While there are businesses which need to purchase oil futures, like airline companies and public transit systems so they can predict their future costs, speculators in the oil market have no true need for the product. Therefore, they are adding no true value to the economy, while hurting the American public who are dependent on oil.
Councilmember Patterson introduced this motion to help protect King County consumers -- including families, businesses, and governments -- from paying artificially high oil prices resulting from manipulated oil prices.
“Oil speculation is causing oil prices to rise artificially even though there is not a true shortage of supply,” said Patterson. “Today this market is based upon fear and manipulation, not on supply and demand.”
“In an economy that is struggling to recover, small shifts can have a major impact on everyone,” said Council Chair Larry Gossett. “The spike we have seen in gas prices has impacted everyone, but those with the least have borne the brunt of the increase. This effort to reign in oil speculation will put money back in people’s pockets.”
As part of the Dodd-Frank Wall Street Reform and Consumer Protection Act, championed by Washington Senator Maria Cantwell, the CFTC was required to implement rules capping the size of speculator’s investments in oil futures markets within 6 months of the July 21, 2010 enactment. However, more than one-year after enactment, the CFTC has yet to enact rules to curb excessive speculation. Financial institutions continue to bet on oil futures and manipulate oil markets.
At a May 12, 2011 Senate Finance Committee meeting, the Chairman and Chief Executive Officer of Exxon Mobil, under questioning by Washington Senator Maria Cantwell, testified that the real cost of oil should be $60 to $70 per barrel.
A barrel of oil on that day was trading at $98, 33 percent higher than the price would be if oil were based on the actual value of $65 per barrel.
“Oil speculation on Wall Street continues to run rampant while American consumers foot the bill at the gas pump. King County and other communities around the country recognize that we need to crack down on the excessive speculation that is artificially driving up gas prices,” said Cantwell. “The CFTC has the power to do this right now by aggressively implementing long-overdue limits in oil market speculation. It is high time the CFTC get this job done and start providing price relief to families and small businesses in Washington state and across the country.”
“Right now, consumers are paying one-third more for gas than they should. The rising prices have hit pocketbooks hard for those in King County this summer,” said Patterson. “What people don’t realize is that the Federal government has the power to immediately lower the costs of gas for consumers at a time when every penny counts.”
Between Memorial Day and Labor Day, Washingtonians purchased an estimated 750 million gallons of gasoline at record prices.
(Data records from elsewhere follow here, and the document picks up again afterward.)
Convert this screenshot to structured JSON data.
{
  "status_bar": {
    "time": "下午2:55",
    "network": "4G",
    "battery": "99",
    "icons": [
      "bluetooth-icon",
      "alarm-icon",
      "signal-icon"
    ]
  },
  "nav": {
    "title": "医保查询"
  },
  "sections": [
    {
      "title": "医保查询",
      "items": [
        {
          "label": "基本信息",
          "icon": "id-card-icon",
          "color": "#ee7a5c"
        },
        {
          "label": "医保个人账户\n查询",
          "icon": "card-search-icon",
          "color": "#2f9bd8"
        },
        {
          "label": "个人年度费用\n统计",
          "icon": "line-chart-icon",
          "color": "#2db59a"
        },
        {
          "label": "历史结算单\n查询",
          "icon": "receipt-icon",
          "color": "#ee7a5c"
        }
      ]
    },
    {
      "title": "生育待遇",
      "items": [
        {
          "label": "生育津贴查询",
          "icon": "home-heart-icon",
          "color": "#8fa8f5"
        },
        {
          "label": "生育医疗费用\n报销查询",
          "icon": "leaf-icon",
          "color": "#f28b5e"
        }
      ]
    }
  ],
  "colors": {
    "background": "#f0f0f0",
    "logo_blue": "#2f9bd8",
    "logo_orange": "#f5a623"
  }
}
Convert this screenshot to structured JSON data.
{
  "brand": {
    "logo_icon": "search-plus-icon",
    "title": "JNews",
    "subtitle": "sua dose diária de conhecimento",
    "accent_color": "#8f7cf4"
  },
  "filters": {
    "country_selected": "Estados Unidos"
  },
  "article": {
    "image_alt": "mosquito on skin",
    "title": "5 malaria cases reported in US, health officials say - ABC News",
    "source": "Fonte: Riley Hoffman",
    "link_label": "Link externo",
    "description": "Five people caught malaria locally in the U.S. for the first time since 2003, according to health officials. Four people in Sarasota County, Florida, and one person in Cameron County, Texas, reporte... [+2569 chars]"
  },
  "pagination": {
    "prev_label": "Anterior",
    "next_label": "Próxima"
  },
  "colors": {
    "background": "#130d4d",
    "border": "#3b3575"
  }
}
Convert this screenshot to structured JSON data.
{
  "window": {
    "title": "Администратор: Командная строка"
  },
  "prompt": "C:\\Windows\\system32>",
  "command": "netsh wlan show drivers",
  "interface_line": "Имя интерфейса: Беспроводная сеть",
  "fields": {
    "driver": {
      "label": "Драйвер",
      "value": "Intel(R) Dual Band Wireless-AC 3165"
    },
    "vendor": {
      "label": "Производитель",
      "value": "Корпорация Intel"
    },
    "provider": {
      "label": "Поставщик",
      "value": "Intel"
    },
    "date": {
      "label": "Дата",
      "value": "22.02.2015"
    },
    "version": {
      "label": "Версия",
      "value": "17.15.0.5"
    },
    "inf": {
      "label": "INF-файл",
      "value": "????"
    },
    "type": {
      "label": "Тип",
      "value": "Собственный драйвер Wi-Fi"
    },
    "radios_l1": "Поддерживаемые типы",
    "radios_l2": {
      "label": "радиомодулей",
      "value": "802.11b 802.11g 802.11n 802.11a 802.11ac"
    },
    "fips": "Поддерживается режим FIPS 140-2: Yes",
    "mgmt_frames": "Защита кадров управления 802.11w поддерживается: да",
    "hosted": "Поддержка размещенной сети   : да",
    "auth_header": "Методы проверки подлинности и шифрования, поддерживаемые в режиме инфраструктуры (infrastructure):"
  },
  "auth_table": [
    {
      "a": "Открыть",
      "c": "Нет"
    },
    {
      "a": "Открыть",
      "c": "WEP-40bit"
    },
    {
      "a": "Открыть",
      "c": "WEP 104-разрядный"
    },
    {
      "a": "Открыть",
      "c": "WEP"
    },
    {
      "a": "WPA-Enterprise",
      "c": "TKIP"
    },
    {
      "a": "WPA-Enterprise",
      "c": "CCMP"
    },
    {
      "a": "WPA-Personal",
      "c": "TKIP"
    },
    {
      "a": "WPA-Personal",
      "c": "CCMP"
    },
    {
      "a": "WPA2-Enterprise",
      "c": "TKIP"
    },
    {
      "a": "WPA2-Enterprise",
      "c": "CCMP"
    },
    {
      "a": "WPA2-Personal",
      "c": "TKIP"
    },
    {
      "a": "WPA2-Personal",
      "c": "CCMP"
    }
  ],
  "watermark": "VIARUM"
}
By Labor Day, the national average gas price was $3.63 per gallon, $1.00 per gallon higher than in 2010, despite no decrease in supply or increase in demand. Washington families and businesses are paying millions more without any apparent correlation to the economies of supply and demand.
Fuel prices are also a major cost for transit systems across the U.S. King County estimates it spent $90 million on fuel this summer, as well as facing deficits of $60 million per year over the next four years, compared to the cost of maintaining current levels of service. King County Metro estimates it will spend $160 million on fuel over that same time frame. If fuel prices were based upon actual demand, instead of prices that were speculated on, the Transit system would expect savings of approximately $53 million on their fuel costs. This would allow the county to avoid making cuts of 530,000 hours of service per year, 88 percent of the total projected cuts to bus service.
The CFTC is scheduled to vote on a final position limit rule this fall.